Records from a dataset:
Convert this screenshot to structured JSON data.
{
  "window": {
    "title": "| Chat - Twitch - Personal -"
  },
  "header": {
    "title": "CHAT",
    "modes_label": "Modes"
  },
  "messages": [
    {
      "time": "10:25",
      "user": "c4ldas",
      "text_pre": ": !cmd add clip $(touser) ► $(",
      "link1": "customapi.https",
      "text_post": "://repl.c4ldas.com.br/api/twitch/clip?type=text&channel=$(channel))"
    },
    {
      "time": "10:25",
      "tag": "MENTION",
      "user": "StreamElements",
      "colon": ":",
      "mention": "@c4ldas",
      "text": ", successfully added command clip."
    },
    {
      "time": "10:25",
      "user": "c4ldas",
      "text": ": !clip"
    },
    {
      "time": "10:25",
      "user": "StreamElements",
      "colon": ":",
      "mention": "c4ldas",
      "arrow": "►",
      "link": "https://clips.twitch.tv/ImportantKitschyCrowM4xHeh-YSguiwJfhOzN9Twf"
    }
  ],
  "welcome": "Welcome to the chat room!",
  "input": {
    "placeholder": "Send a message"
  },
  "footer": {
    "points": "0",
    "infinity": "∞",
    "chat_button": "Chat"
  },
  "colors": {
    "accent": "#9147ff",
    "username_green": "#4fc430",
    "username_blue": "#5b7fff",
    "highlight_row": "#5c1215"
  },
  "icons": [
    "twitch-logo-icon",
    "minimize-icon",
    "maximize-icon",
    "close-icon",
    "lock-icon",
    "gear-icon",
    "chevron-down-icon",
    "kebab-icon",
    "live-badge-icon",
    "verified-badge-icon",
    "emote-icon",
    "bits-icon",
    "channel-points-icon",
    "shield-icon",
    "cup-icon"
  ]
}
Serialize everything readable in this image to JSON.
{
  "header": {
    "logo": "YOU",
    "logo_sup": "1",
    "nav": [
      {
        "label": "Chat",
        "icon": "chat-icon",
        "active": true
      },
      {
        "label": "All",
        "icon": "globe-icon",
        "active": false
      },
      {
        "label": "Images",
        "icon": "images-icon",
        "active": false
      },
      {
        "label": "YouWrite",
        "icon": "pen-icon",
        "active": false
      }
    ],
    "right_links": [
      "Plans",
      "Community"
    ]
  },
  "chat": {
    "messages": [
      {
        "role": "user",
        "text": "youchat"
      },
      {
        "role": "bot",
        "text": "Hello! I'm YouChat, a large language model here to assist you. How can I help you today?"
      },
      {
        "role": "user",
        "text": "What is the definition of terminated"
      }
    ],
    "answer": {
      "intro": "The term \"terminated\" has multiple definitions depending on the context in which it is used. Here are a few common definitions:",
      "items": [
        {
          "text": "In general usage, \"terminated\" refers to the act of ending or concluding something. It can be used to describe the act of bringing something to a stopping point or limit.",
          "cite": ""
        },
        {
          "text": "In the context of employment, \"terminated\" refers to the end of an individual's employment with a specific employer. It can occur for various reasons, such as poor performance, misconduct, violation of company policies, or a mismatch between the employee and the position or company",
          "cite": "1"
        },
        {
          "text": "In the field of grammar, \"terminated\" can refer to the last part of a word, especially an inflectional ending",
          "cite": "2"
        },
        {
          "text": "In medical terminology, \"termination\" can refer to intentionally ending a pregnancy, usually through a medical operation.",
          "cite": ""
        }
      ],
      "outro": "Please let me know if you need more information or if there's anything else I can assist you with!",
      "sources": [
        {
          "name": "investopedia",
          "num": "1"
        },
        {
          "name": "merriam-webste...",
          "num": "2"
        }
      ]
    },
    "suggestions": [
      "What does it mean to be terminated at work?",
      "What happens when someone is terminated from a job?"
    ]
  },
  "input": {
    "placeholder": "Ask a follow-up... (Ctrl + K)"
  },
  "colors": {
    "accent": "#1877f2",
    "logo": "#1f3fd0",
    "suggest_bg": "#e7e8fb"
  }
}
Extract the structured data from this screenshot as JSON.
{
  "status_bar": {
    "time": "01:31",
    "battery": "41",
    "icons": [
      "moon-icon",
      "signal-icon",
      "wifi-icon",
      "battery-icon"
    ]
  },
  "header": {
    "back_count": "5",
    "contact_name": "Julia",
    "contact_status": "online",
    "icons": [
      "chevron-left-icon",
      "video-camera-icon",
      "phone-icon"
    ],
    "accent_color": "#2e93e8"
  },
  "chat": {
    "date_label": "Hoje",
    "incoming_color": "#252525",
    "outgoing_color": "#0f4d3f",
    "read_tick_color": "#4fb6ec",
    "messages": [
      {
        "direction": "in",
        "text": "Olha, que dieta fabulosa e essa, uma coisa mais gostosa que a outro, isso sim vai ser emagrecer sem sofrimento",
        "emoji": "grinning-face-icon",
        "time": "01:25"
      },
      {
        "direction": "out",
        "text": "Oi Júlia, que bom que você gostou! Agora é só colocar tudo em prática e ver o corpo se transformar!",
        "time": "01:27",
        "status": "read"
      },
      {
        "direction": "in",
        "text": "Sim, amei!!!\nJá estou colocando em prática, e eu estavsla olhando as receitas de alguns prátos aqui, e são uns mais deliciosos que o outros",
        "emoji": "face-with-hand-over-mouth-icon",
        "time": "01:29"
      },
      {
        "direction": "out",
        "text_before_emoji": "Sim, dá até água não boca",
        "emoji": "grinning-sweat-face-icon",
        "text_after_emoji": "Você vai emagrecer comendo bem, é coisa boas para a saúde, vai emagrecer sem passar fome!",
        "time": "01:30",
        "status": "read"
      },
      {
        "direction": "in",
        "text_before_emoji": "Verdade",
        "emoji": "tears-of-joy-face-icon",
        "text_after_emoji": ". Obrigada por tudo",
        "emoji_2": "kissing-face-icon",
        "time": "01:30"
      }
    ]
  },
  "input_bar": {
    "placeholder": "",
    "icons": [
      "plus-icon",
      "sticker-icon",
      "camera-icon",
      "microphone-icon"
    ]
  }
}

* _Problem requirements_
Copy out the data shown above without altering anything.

* _Solution for this problem_
Convert this screenshot to structured JSON data.
{
  "window": {
    "title": "| Chat - Twitch - Personal -"
  },
  "header": {
    "title": "CHAT",
    "modes_label": "Modes"
  },
  "messages": [
    {
      "time": "10:25",
      "user": "c4ldas",
      "text_pre": ": !cmd add clip $(touser) ► $(",
      "link1": "customapi.https",
      "text_post": "://repl.c4ldas.com.br/api/twitch/clip?type=text&channel=$(channel))"
    },
    {
      "time": "10:25",
      "tag": "MENTION",
      "user": "StreamElements",
      "colon": ":",
      "mention": "@c4ldas",
      "text": ", successfully added command clip."
    },
    {
      "time": "10:25",
      "user": "c4ldas",
      "text": ": !clip"
    },
    {
      "time": "10:25",
      "user": "StreamElements",
      "colon": ":",
      "mention": "c4ldas",
      "arrow": "►",
      "link": "https://clips.twitch.tv/ImportantKitschyCrowM4xHeh-YSguiwJfhOzN9Twf"
    }
  ],
  "welcome": "Welcome to the chat room!",
  "input": {
    "placeholder": "Send a message"
  },
  "footer": {
    "points": "0",
    "infinity": "∞",
    "chat_button": "Chat"
  },
  "colors": {
    "accent": "#9147ff",
    "username_green": "#4fc430",
    "username_blue": "#5b7fff",
    "highlight_row": "#5c1215"
  },
  "icons": [
    "twitch-logo-icon",
    "minimize-icon",
    "maximize-icon",
    "close-icon",
    "lock-icon",
    "gear-icon",
    "chevron-down-icon",
    "kebab-icon",
    "live-badge-icon",
    "verified-badge-icon",
    "emote-icon",
    "bits-icon",
    "channel-points-icon",
    "shield-icon",
    "cup-icon"
  ]
}
Serialize everything readable in this image to JSON.
{
  "header": {
    "logo": "YOU",
    "logo_sup": "1",
    "nav": [
      {
        "label": "Chat",
        "icon": "chat-icon",
        "active": true
      },
      {
        "label": "All",
        "icon": "globe-icon",
        "active": false
      },
      {
        "label": "Images",
        "icon": "images-icon",
        "active": false
      },
      {
        "label": "YouWrite",
        "icon": "pen-icon",
        "active": false
      }
    ],
    "right_links": [
      "Plans",
      "Community"
    ]
  },
  "chat": {
    "messages": [
      {
        "role": "user",
        "text": "youchat"
      },
      {
        "role": "bot",
        "text": "Hello! I'm YouChat, a large language model here to assist you. How can I help you today?"
      },
      {
        "role": "user",
        "text": "What is the definition of terminated"
      }
    ],
    "answer": {
      "intro": "The term \"terminated\" has multiple definitions depending on the context in which it is used. Here are a few common definitions:",
      "items": [
        {
          "text": "In general usage, \"terminated\" refers to the act of ending or concluding something. It can be used to describe the act of bringing something to a stopping point or limit.",
          "cite": ""
        },
        {
          "text": "In the context of employment, \"terminated\" refers to the end of an individual's employment with a specific employer. It can occur for various reasons, such as poor performance, misconduct, violation of company policies, or a mismatch between the employee and the position or company",
          "cite": "1"
        },
        {
          "text": "In the field of grammar, \"terminated\" can refer to the last part of a word, especially an inflectional ending",
          "cite": "2"
        },
        {
          "text": "In medical terminology, \"termination\" can refer to intentionally ending a pregnancy, usually through a medical operation.",
          "cite": ""
        }
      ],
      "outro": "Please let me know if you need more information or if there's anything else I can assist you with!",
      "sources": [
        {
          "name": "investopedia",
          "num": "1"
        },
        {
          "name": "merriam-webste...",
          "num": "2"
        }
      ]
    },
    "suggestions": [
      "What does it mean to be terminated at work?",
      "What happens when someone is terminated from a job?"
    ]
  },
  "input": {
    "placeholder": "Ask a follow-up... (Ctrl + K)"
  },
  "colors": {
    "accent": "#1877f2",
    "logo": "#1f3fd0",
    "suggest_bg": "#e7e8fb"
  }
}
Extract the structured data from this screenshot as JSON.
{
  "status_bar": {
    "time": "01:31",
    "battery": "41",
    "icons": [
      "moon-icon",
      "signal-icon",
      "wifi-icon",
      "battery-icon"
    ]
  },
  "header": {
    "back_count": "5",
    "contact_name": "Julia",
    "contact_status": "online",
    "icons": [
      "chevron-left-icon",
      "video-camera-icon",
      "phone-icon"
    ],
    "accent_color": "#2e93e8"
  },
  "chat": {
    "date_label": "Hoje",
    "incoming_color": "#252525",
    "outgoing_color": "#0f4d3f",
    "read_tick_color": "#4fb6ec",
    "messages": [
      {
        "direction": "in",
        "text": "Olha, que dieta fabulosa e essa, uma coisa mais gostosa que a outro, isso sim vai ser emagrecer sem sofrimento",
        "emoji": "grinning-face-icon",
        "time": "01:25"
      },
      {
        "direction": "out",
        "text": "Oi Júlia, que bom que você gostou! Agora é só colocar tudo em prática e ver o corpo se transformar!",
        "time": "01:27",
        "status": "read"
      },
      {
        "direction": "in",
        "text": "Sim, amei!!!\nJá estou colocando em prática, e eu estavsla olhando as receitas de alguns prátos aqui, e são uns mais deliciosos que o outros",
        "emoji": "face-with-hand-over-mouth-icon",
        "time": "01:29"
      },
      {
        "direction": "out",
        "text_before_emoji": "Sim, dá até água não boca",
        "emoji": "grinning-sweat-face-icon",
        "text_after_emoji": "Você vai emagrecer comendo bem, é coisa boas para a saúde, vai emagrecer sem passar fome!",
        "time": "01:30",
        "status": "read"
      },
      {
        "direction": "in",
        "text_before_emoji": "Verdade",
        "emoji": "tears-of-joy-face-icon",
        "text_after_emoji": ". Obrigada por tudo",
        "emoji_2": "kissing-face-icon",
        "time": "01:30"
      }
    ]
  },
  "input_bar": {
    "placeholder": "",
    "icons": [
      "plus-icon",
      "sticker-icon",
      "camera-icon",
      "microphone-icon"
    ]
  }
}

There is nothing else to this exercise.